Assigned task >> In your copy, repeat each record exactly and include no pictures.

Data records >>
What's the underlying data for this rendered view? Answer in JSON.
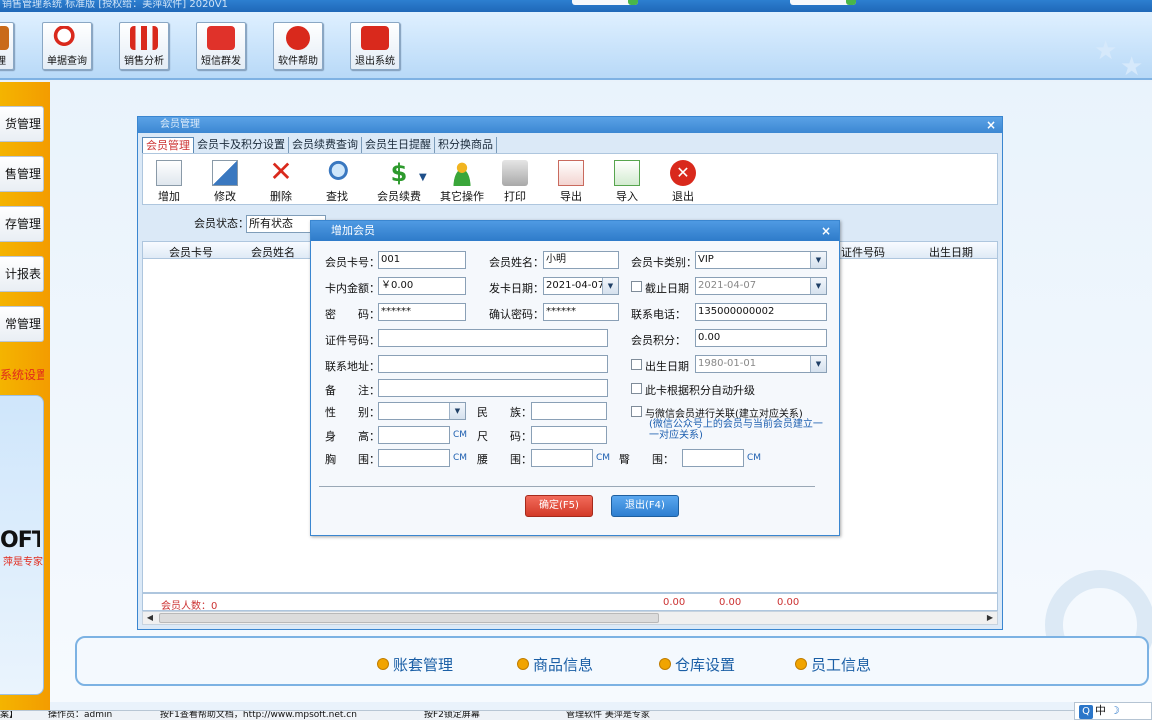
{
  "app": {
    "title": "销售管理系统 标准版 [授权给：美萍软件] 2020V1"
  },
  "toolbar": {
    "items": [
      {
        "label": "理",
        "icon": "manage-icon"
      },
      {
        "label": "单据查询",
        "icon": "magnifier-icon"
      },
      {
        "label": "销售分析",
        "icon": "bar-chart-icon"
      },
      {
        "label": "短信群发",
        "icon": "envelope-icon"
      },
      {
        "label": "软件帮助",
        "icon": "help-icon"
      },
      {
        "label": "退出系统",
        "icon": "power-icon"
      }
    ]
  },
  "sidebar": {
    "items": [
      "货管理",
      "售管理",
      "存管理",
      "计报表",
      "常管理"
    ],
    "system": "系统设置",
    "logo": "OFT",
    "slogan": "萍是专家"
  },
  "member_window": {
    "title": "会员管理",
    "tabs": [
      "会员管理",
      "会员卡及积分设置",
      "会员续费查询",
      "会员生日提醒",
      "积分换商品"
    ],
    "tools": [
      {
        "label": "增加",
        "icon": "add-doc-icon"
      },
      {
        "label": "修改",
        "icon": "edit-icon"
      },
      {
        "label": "删除",
        "icon": "delete-icon"
      },
      {
        "label": "查找",
        "icon": "search-icon"
      },
      {
        "label": "会员续费",
        "icon": "dollar-icon"
      },
      {
        "label": "其它操作",
        "icon": "user-icon"
      },
      {
        "label": "打印",
        "icon": "printer-icon"
      },
      {
        "label": "导出",
        "icon": "export-icon"
      },
      {
        "label": "导入",
        "icon": "import-icon"
      },
      {
        "label": "退出",
        "icon": "exit-icon"
      }
    ],
    "status_label": "会员状态：",
    "status_value": "所有状态",
    "columns": [
      "会员卡号",
      "会员姓名",
      "证件号码",
      "出生日期"
    ],
    "footer_count": "会员人数：0",
    "footer_totals": [
      "0.00",
      "0.00",
      "0.00"
    ]
  },
  "dialog": {
    "title": "增加会员",
    "card_no_label": "会员卡号：",
    "card_no": "001",
    "name_label": "会员姓名：",
    "name": "小明",
    "card_type_label": "会员卡类别：",
    "card_type": "VIP",
    "balance_label": "卡内金额：",
    "balance": "￥0.00",
    "issue_date_label": "发卡日期：",
    "issue_date": "2021-04-07",
    "expire_label": "截止日期",
    "expire_date": "2021-04-07",
    "password_label": "密　　码：",
    "password": "******",
    "confirm_label": "确认密码：",
    "confirm": "******",
    "phone_label": "联系电话：",
    "phone": "135000000002",
    "id_label": "证件号码：",
    "points_label": "会员积分：",
    "points": "0.00",
    "address_label": "联系地址：",
    "birth_label": "出生日期",
    "birth_date": "1980-01-01",
    "remark_label": "备　　注：",
    "auto_upgrade_label": "此卡根据积分自动升级",
    "gender_label": "性　　别：",
    "nation_label": "民　　族：",
    "wechat_label": "与微信会员进行关联(建立对应关系)",
    "wechat_note": "(微信公众号上的会员与当前会员建立一一对应关系)",
    "height_label": "身　　高：",
    "size_label": "尺　　码：",
    "chest_label": "胸　　围：",
    "waist_label": "腰　　围：",
    "hip_label": "臀　　围：",
    "unit": "CM",
    "ok": "确定(F5)",
    "exit": "退出(F4)"
  },
  "bottom_nav": [
    "账套管理",
    "商品信息",
    "仓库设置",
    "员工信息"
  ],
  "statusbar": [
    "案】",
    "操作员：admin",
    "按F1查看帮助文档，http://www.mpsoft.net.cn",
    "按F2锁定屏幕",
    "管理软件 美萍是专家"
  ],
  "ime": "中"
}
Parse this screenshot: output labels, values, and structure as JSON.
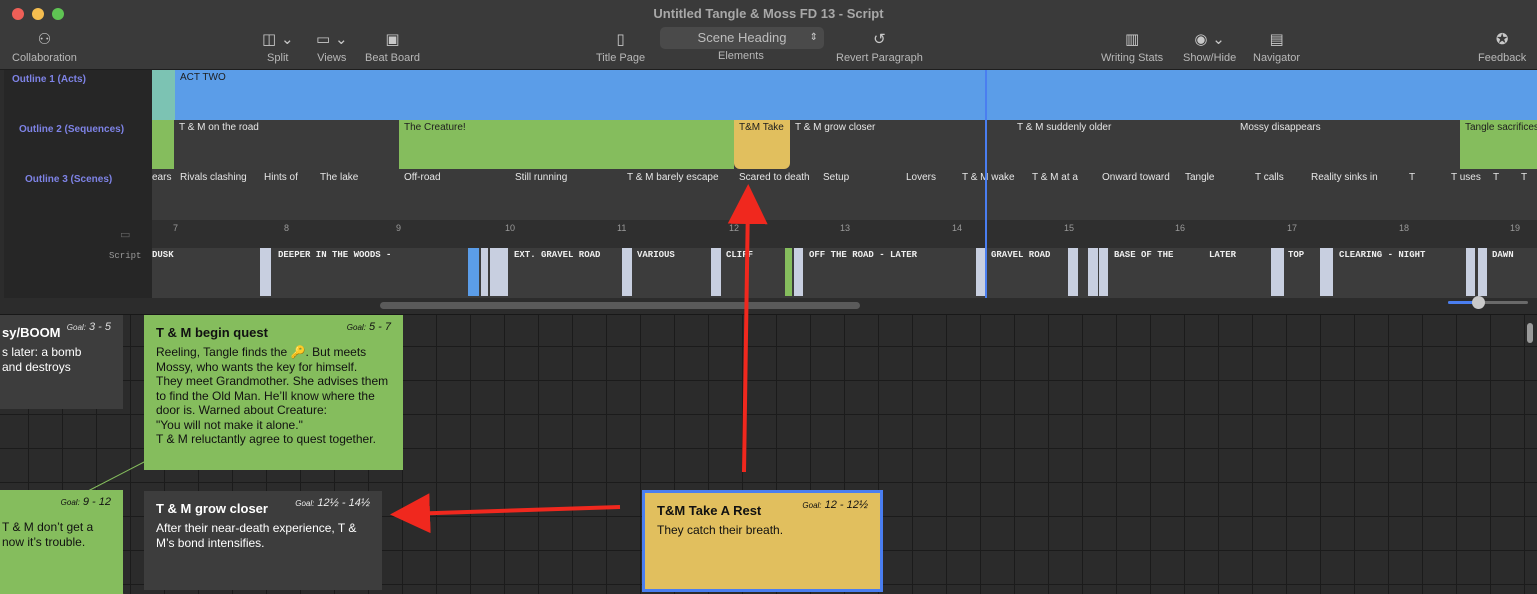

Answer below >>
What's the underlying data for this rendered view? Answer in JSON.
{
  "app": {
    "title": "销售管理系统 标准版 [授权给：美萍软件] 2020V1"
  },
  "toolbar": {
    "items": [
      {
        "label": "理",
        "icon": "manage-icon"
      },
      {
        "label": "单据查询",
        "icon": "magnifier-icon"
      },
      {
        "label": "销售分析",
        "icon": "bar-chart-icon"
      },
      {
        "label": "短信群发",
        "icon": "envelope-icon"
      },
      {
        "label": "软件帮助",
        "icon": "help-icon"
      },
      {
        "label": "退出系统",
        "icon": "power-icon"
      }
    ]
  },
  "sidebar": {
    "items": [
      "货管理",
      "售管理",
      "存管理",
      "计报表",
      "常管理"
    ],
    "system": "系统设置",
    "logo": "OFT",
    "slogan": "萍是专家"
  },
  "member_window": {
    "title": "会员管理",
    "tabs": [
      "会员管理",
      "会员卡及积分设置",
      "会员续费查询",
      "会员生日提醒",
      "积分换商品"
    ],
    "tools": [
      {
        "label": "增加",
        "icon": "add-doc-icon"
      },
      {
        "label": "修改",
        "icon": "edit-icon"
      },
      {
        "label": "删除",
        "icon": "delete-icon"
      },
      {
        "label": "查找",
        "icon": "search-icon"
      },
      {
        "label": "会员续费",
        "icon": "dollar-icon"
      },
      {
        "label": "其它操作",
        "icon": "user-icon"
      },
      {
        "label": "打印",
        "icon": "printer-icon"
      },
      {
        "label": "导出",
        "icon": "export-icon"
      },
      {
        "label": "导入",
        "icon": "import-icon"
      },
      {
        "label": "退出",
        "icon": "exit-icon"
      }
    ],
    "status_label": "会员状态：",
    "status_value": "所有状态",
    "columns": [
      "会员卡号",
      "会员姓名",
      "证件号码",
      "出生日期"
    ],
    "footer_count": "会员人数：0",
    "footer_totals": [
      "0.00",
      "0.00",
      "0.00"
    ]
  },
  "dialog": {
    "title": "增加会员",
    "card_no_label": "会员卡号：",
    "card_no": "001",
    "name_label": "会员姓名：",
    "name": "小明",
    "card_type_label": "会员卡类别：",
    "card_type": "VIP",
    "balance_label": "卡内金额：",
    "balance": "￥0.00",
    "issue_date_label": "发卡日期：",
    "issue_date": "2021-04-07",
    "expire_label": "截止日期",
    "expire_date": "2021-04-07",
    "password_label": "密　　码：",
    "password": "******",
    "confirm_label": "确认密码：",
    "confirm": "******",
    "phone_label": "联系电话：",
    "phone": "135000000002",
    "id_label": "证件号码：",
    "points_label": "会员积分：",
    "points": "0.00",
    "address_label": "联系地址：",
    "birth_label": "出生日期",
    "birth_date": "1980-01-01",
    "remark_label": "备　　注：",
    "auto_upgrade_label": "此卡根据积分自动升级",
    "gender_label": "性　　别：",
    "nation_label": "民　　族：",
    "wechat_label": "与微信会员进行关联(建立对应关系)",
    "wechat_note": "(微信公众号上的会员与当前会员建立一一对应关系)",
    "height_label": "身　　高：",
    "size_label": "尺　　码：",
    "chest_label": "胸　　围：",
    "waist_label": "腰　　围：",
    "hip_label": "臀　　围：",
    "unit": "CM",
    "ok": "确定(F5)",
    "exit": "退出(F4)"
  },
  "bottom_nav": [
    "账套管理",
    "商品信息",
    "仓库设置",
    "员工信息"
  ],
  "statusbar": [
    "案】",
    "操作员：admin",
    "按F1查看帮助文档，http://www.mpsoft.net.cn",
    "按F2锁定屏幕",
    "管理软件 美萍是专家"
  ],
  "ime": "中"
}
Parse this screenshot: output labels, values, and structure as JSON.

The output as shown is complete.